Curves ahead: change management for collaborators
Change management is one of those disciplines people tend to think of with wistful retrospection. As in, “It would have been a really good idea to know something about change management before we split that department in half.”
Organizations with collaborative cultures have one advantage over others—the mindset that involvement and participation have value. “You have to make people feel like they’re part of the process, like they have put their own fingerprints on the change,” says Tres Roeder, president of Roeder Consulting.
Hide less, talk more

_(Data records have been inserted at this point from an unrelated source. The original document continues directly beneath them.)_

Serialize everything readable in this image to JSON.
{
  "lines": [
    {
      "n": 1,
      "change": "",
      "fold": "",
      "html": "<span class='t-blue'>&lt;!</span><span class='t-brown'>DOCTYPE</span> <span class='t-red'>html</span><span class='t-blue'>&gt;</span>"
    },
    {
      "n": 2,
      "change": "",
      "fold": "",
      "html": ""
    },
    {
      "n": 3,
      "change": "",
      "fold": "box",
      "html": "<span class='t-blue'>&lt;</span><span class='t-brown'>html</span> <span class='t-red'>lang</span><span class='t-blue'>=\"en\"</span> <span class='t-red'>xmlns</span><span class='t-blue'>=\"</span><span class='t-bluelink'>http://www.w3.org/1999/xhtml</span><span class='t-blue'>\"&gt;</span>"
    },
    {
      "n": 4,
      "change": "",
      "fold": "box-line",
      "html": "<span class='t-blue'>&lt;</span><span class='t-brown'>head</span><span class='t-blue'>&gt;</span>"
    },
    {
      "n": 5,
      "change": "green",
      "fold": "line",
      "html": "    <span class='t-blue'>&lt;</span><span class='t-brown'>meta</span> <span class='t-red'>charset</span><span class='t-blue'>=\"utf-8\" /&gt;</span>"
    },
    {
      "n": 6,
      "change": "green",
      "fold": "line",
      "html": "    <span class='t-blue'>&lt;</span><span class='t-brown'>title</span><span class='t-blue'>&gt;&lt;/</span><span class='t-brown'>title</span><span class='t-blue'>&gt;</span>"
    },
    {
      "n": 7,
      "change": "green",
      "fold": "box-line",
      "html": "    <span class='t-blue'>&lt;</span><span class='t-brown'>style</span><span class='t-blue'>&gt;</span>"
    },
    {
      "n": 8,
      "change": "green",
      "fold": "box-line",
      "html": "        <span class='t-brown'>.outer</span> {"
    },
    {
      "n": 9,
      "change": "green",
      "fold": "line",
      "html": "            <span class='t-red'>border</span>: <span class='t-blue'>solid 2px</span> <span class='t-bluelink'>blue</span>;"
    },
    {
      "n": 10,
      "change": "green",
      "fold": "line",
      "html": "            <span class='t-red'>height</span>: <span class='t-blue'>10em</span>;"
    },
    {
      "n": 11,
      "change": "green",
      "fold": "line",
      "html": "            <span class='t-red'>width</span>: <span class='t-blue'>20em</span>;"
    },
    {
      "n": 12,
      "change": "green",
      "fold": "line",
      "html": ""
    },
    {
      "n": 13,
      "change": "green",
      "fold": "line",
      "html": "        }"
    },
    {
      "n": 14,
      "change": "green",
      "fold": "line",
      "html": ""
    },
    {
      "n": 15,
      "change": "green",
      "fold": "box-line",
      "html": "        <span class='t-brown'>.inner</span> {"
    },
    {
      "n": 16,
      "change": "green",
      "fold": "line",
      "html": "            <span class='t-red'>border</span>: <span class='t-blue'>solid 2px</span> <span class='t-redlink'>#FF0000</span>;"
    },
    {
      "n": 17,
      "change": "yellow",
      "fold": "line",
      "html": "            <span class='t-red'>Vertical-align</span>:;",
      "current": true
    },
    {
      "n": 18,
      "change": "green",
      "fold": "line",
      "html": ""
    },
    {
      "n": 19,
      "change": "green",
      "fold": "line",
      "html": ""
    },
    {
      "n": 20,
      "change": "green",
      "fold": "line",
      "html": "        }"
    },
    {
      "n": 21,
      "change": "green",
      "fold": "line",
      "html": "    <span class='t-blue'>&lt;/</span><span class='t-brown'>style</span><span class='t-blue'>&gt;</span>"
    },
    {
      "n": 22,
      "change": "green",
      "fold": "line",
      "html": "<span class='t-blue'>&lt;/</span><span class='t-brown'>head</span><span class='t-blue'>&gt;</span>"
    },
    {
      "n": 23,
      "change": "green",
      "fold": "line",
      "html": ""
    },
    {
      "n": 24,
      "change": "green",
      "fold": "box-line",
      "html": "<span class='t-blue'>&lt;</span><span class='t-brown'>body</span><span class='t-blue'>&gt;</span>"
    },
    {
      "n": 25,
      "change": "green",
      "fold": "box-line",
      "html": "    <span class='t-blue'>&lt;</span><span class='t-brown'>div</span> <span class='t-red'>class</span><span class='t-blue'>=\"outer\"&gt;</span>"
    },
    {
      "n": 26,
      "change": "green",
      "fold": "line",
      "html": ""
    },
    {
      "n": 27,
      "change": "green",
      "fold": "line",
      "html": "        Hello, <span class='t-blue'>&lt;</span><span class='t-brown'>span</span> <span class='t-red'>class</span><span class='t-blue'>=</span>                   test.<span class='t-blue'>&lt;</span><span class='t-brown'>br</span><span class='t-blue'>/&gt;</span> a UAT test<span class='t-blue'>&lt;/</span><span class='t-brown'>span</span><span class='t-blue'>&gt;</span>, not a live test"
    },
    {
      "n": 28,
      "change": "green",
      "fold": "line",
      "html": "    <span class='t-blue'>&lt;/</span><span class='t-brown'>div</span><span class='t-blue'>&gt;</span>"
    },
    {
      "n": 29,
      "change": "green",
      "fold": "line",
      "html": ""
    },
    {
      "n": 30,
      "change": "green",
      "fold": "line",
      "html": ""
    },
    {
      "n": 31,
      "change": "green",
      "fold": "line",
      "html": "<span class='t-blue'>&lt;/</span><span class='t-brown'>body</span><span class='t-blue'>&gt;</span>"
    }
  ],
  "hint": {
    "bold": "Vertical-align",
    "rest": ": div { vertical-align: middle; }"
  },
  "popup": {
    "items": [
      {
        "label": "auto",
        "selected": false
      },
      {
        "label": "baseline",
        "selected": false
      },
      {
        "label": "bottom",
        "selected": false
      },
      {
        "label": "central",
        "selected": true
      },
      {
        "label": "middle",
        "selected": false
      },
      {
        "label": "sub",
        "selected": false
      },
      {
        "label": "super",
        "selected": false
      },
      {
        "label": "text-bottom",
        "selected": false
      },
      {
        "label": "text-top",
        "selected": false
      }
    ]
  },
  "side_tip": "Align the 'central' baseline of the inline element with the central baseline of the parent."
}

Organizations make disruptive changes for all manner of reasons, but many boil down to the need to establish a new competitive advantage. People will embrace their collaborative role in making that change a reality when they understand how that advantage will accrue to them as well. That communication should come as early in the process as possible. “Making a case for why the status quo is not acceptable is more important than any persuasion or communication campaign after the fact,” says Michael Roberto, Trustee professor of management at Bryant University.
One of the fundamental rules of change management is that people tend to invent details to fill in any gaps. That’s why long periods of unsubstantiated rumors about impending upheaval are so stressful. “It’s the not knowing that gets people really upset—the feeling that you’re trying to hide something from them,” says Bonnie Hagemann, CEO of Executive Development Associates. “So if you don’t have a trust bank built up, and you don’t take questions and be as honest and authentic as you can possibly be, then there’s going to be a problem.”
Even the most transparent organization won’t realize full buy-in each and every time. “You need to make a distinction between the notion of being collaborative with the goal of achieving unanimity, and the goal of widespread consensus,” Roberto says. “You don’t want to waste time on the two percent who are just not going to come on board.”
When full collaboration isn’t in the cards
Experts agree that one of the best ways to reduce strain in the change process is to solicit involvement and participation at the earliest stages, even before a firm decision has been made. Yet the biggest changes, such as an acquisition or corporate relocation, are likely to include the least amount of organizational collaboration. It’s a difficult conundrum, but often necessary from a strategic point of view.
When the situation demands secrecy until the change is a done deal, Roberto urges against a “charade of consultation” after the fact. “That’s a mistake a lot of leaders make—they still hold the meetings after they’ve already made up their minds because they think it looks collaborative,” he says. “People see right through it, and you lose trust and credibility.”
Instead, be as inclusive as possible about the tactical details and processes that implement the changes, even if the strategic reality kept most of your key collaborators in the dark. “You can still empower people in the execution of the plan, even if it was unilaterally chosen,” Roberto says.
Note that a wall of words is not a substitute for genuine, after-the-fact collaboration. Microsoft learned that lesson earlier this year with its now-infamous layoff email, which said much but communicated little.
Creating a change-ready culture
Instead of looking at change management as a tool to use in special circumstances, work consistently to promote a culture that is not so tightly wound as to be utterly inflexible. When people are constantly working at or beyond capacity, pressed up against seemingly impossible deadlines, and otherwise stretched to their limits, it is much harder to process change.
When they recognize that they have difficulty making mid-course corrections, these strained organizations will often put pressure on employees, partners, and clients to be exhaustively thorough in up-front planning so as to avoid future changes. But that’s not a realistic approach to business. “You can say ‘Tell me everything you want up front!’ but many customers don’t know what they want up-front, they have to go through a process,” Roeder says. “You have to be willing to work with the people who are driving those changes.”
Even when all seems calm and stable, keep in mind that many employees are still adapting to a previous change. Whether it’s as simple as relocating a department to different office space or making a large acquisition, people go through a mental process of acceptance and transition that can take much longer than the mechanics of the change being implemented. “You’d think that transition happens in-between the old and the new, but it doesn’t,” Hagemann says. “It’s not unusual for anyone going through transition to feel shock, anger, and denial, and it’s important for leaders to understand that chaos and try to work through it, rather than pretend that it isn’t happening.”